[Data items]

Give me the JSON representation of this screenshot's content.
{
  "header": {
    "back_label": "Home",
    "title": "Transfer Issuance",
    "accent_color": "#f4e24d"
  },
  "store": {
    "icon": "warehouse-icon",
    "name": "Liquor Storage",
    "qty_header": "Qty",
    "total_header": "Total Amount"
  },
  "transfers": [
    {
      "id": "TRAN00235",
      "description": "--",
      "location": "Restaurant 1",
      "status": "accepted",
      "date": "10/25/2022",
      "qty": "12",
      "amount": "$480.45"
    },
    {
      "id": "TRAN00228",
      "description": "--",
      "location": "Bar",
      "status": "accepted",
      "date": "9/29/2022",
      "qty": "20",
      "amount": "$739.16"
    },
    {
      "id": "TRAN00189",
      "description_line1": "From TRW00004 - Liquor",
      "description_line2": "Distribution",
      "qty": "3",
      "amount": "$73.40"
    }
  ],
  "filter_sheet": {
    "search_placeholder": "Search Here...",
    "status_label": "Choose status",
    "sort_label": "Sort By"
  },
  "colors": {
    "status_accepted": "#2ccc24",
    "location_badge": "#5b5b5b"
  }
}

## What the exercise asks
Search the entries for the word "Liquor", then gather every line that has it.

## Solution for this exercise
    "name": "Liquor Storage",
      "description_line1": "From TRW00004 - Liquor",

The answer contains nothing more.